Yoda himself is a science-fiction variation on Jiminy Cricket, the cute little critter who, in the 1940 Disney classic, advises Pinocchio to “always let your conscience be your guide.” In Hollywood, black characters have often provided this kind of advisory role, chirping friendly counsel from the sidelines, as Hattie McDaniel does when she maternally scolds (and protects) Vivien Leigh in “Gone With the Wind” or when an avuncular Bill Robinson (a k a Bojangles) teaches Shirley Temple how to dance up a flight of stairs in “The Little Colonel.” These mentor-student relationships invoke what the historian Donald Bogle calls the “huckfinn fixation,” movies in which a good white man, having gone up against the corrupt (white) mainstream, takes up with a “trusty black who never competes with the white man and who serves as a reliable ego padder.” The white hero “grows in stature” from this association because “blacks seem to posses the soul the white man searches for.”
Barack Obama, after all, is only one man (and only half black) and is working from a script that has yet to be written. But the fantasies of black heroism that have pervaded our popular culture give some sense of what the country hopes for in its new leader, whose burden is not the same as the one taken up by the 42 white men who preceded him. – NYT
What may have spurred Kersey to action is the anomalous casting of African-descended Idris Elba as the Norse god Heimdall in the 2011 movie goof Thor. While the movie looks as stupid as 98% of what comes out of Hollywood, hangs out at the theatre like a juvenile delinquent, and then goes straight to DVD, the casting of a black artist as a white cultural figure provoked a turning point — what if, people asked, a white man was cast as a black cultural figure, like MLK or Malcolm X? We’d never hear the end of that.

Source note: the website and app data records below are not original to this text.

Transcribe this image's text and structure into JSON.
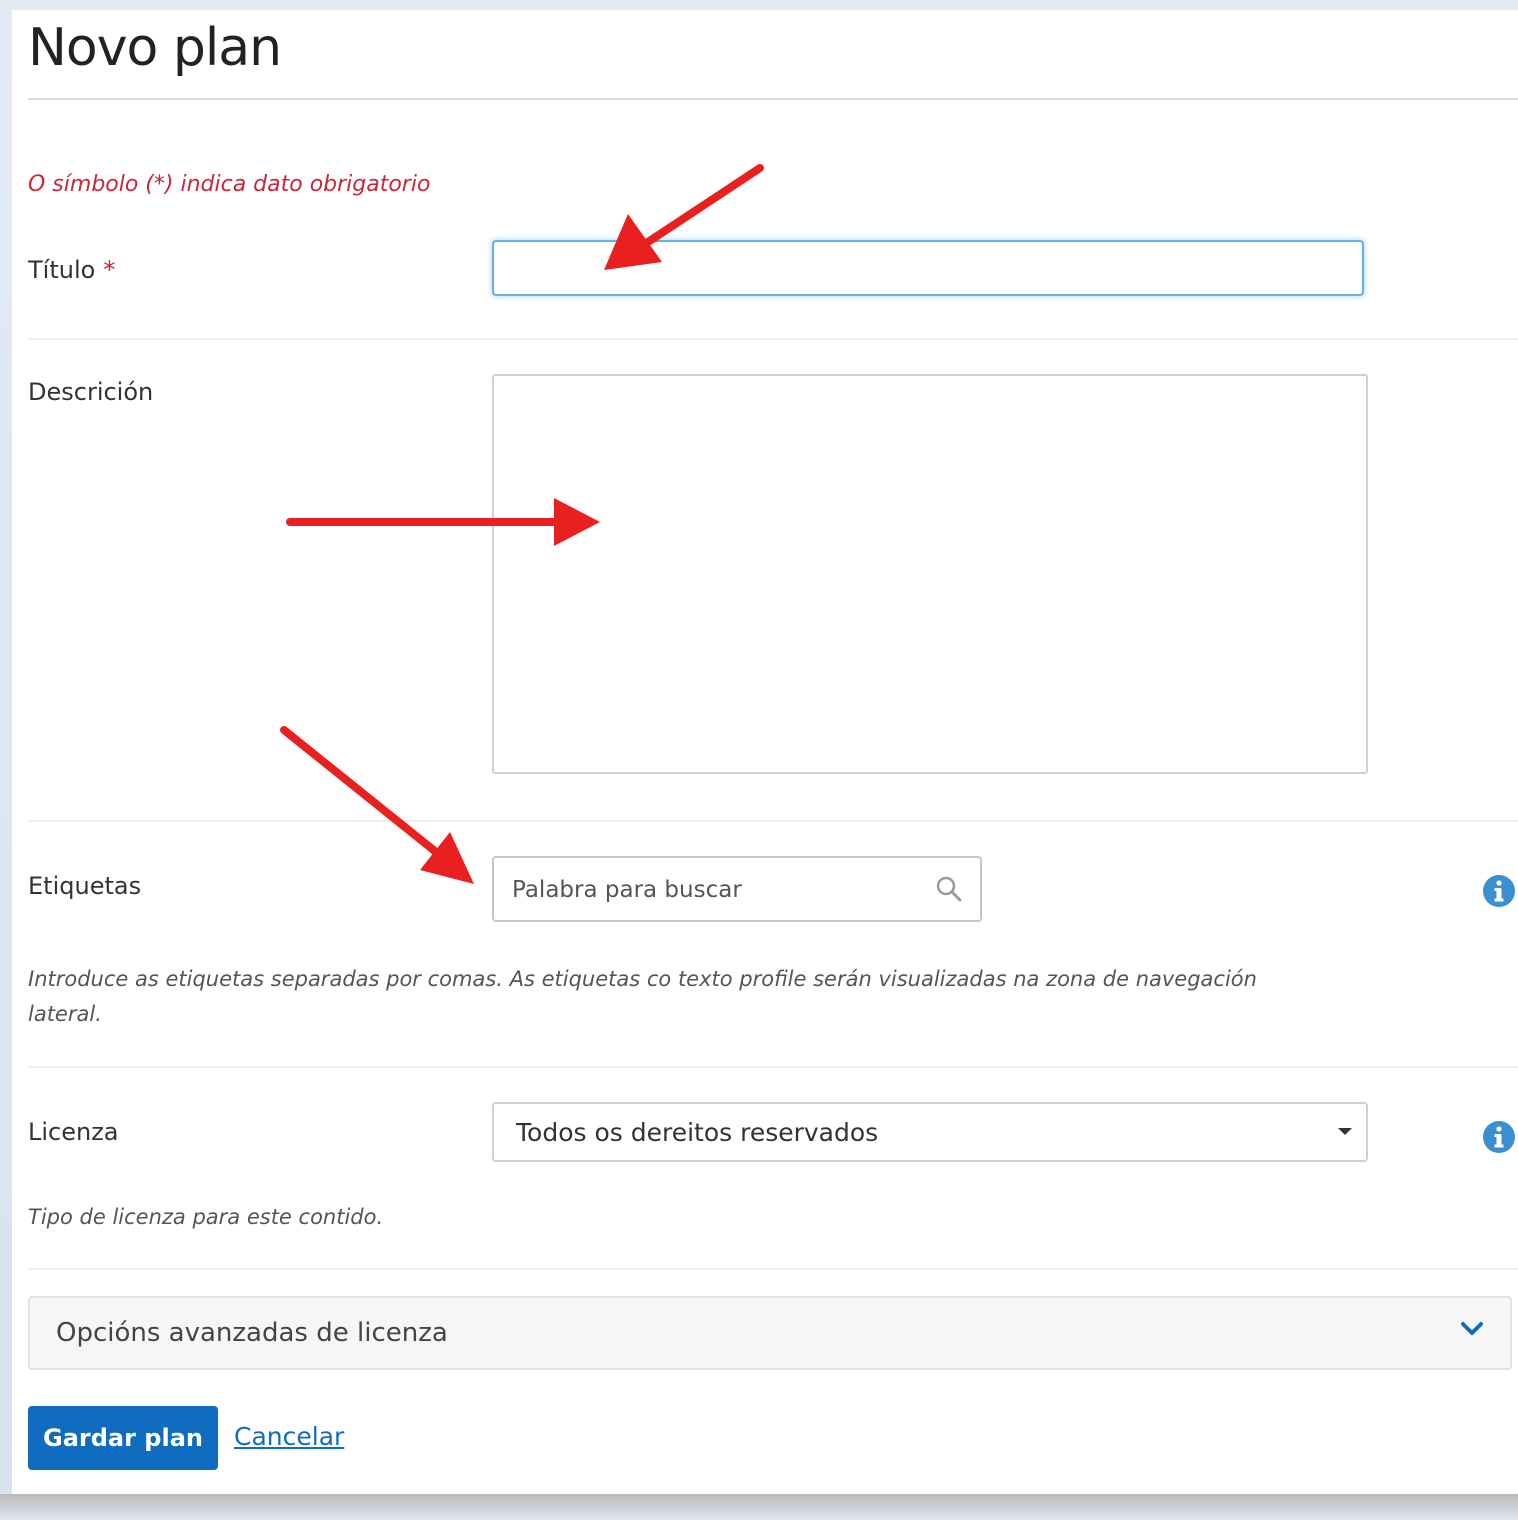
{
  "page": {
    "title": "Novo plan",
    "required_note": "O símbolo (*) indica dato obrigatorio"
  },
  "form": {
    "title_field": {
      "label": "Título",
      "required_mark": "*",
      "value": ""
    },
    "description_field": {
      "label": "Descrición",
      "value": ""
    },
    "tags_field": {
      "label": "Etiquetas",
      "placeholder": "Palabra para buscar",
      "help_line1": "Introduce as etiquetas separadas por comas. As etiquetas co texto profile serán visualizadas na zona de navegación",
      "help_line2": "lateral."
    },
    "license_field": {
      "label": "Licenza",
      "selected": "Todos os dereitos reservados",
      "help": "Tipo de licenza para este contido."
    },
    "advanced_panel": {
      "label": "Opcións avanzadas de licenza"
    }
  },
  "actions": {
    "save_label": "Gardar plan",
    "cancel_label": "Cancelar"
  },
  "colors": {
    "accent": "#0f6cbf",
    "required": "#c9273a",
    "info_icon": "#3a8fd1",
    "annotation_arrow": "#e8201f"
  },
  "icons": [
    "search-icon",
    "info-icon",
    "caret-down-icon",
    "chevron-down-icon",
    "annotation-arrow"
  ]
}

While it takes an acerbic approach, Hollywood in Blackface speaks up and points out the elephant in the room that we’re all ignoring. For every one Barack Obama or Morgan Freeman, several million black people live in an entirely different world, one in which diversity does not serve them and they end up impoverished, imprisoned and/or disillusioned. At this blog, we’re honest enough to point out that the historical record of diversity shows that this is always the result. Others want to take a more extreme view and blame African-Americans for this condition. Kersey remains agnostic on this, wisely, and contents himself with satirizing the dichotomy.
The result will keep you chuckling throughout the process of reading. Hearty, inner chuckles bubbling upward at the irrefutable proof: Kersey stacks statistics against image, and news reports against dramatic portrayal, to show us that not only has Hollywood attained too-much-acid-in-the-60s levels of delusion about race, but that Hollywood is the opposite of a reality meter — it’s a propaganda anaesthetic, a machine for explaining away our problems instead of facing them. The pioneers of cinema would be appalled, but in the meantime, we can laugh along with Kersey, and take our dollars out of the movie theatres and invest them in reality instead.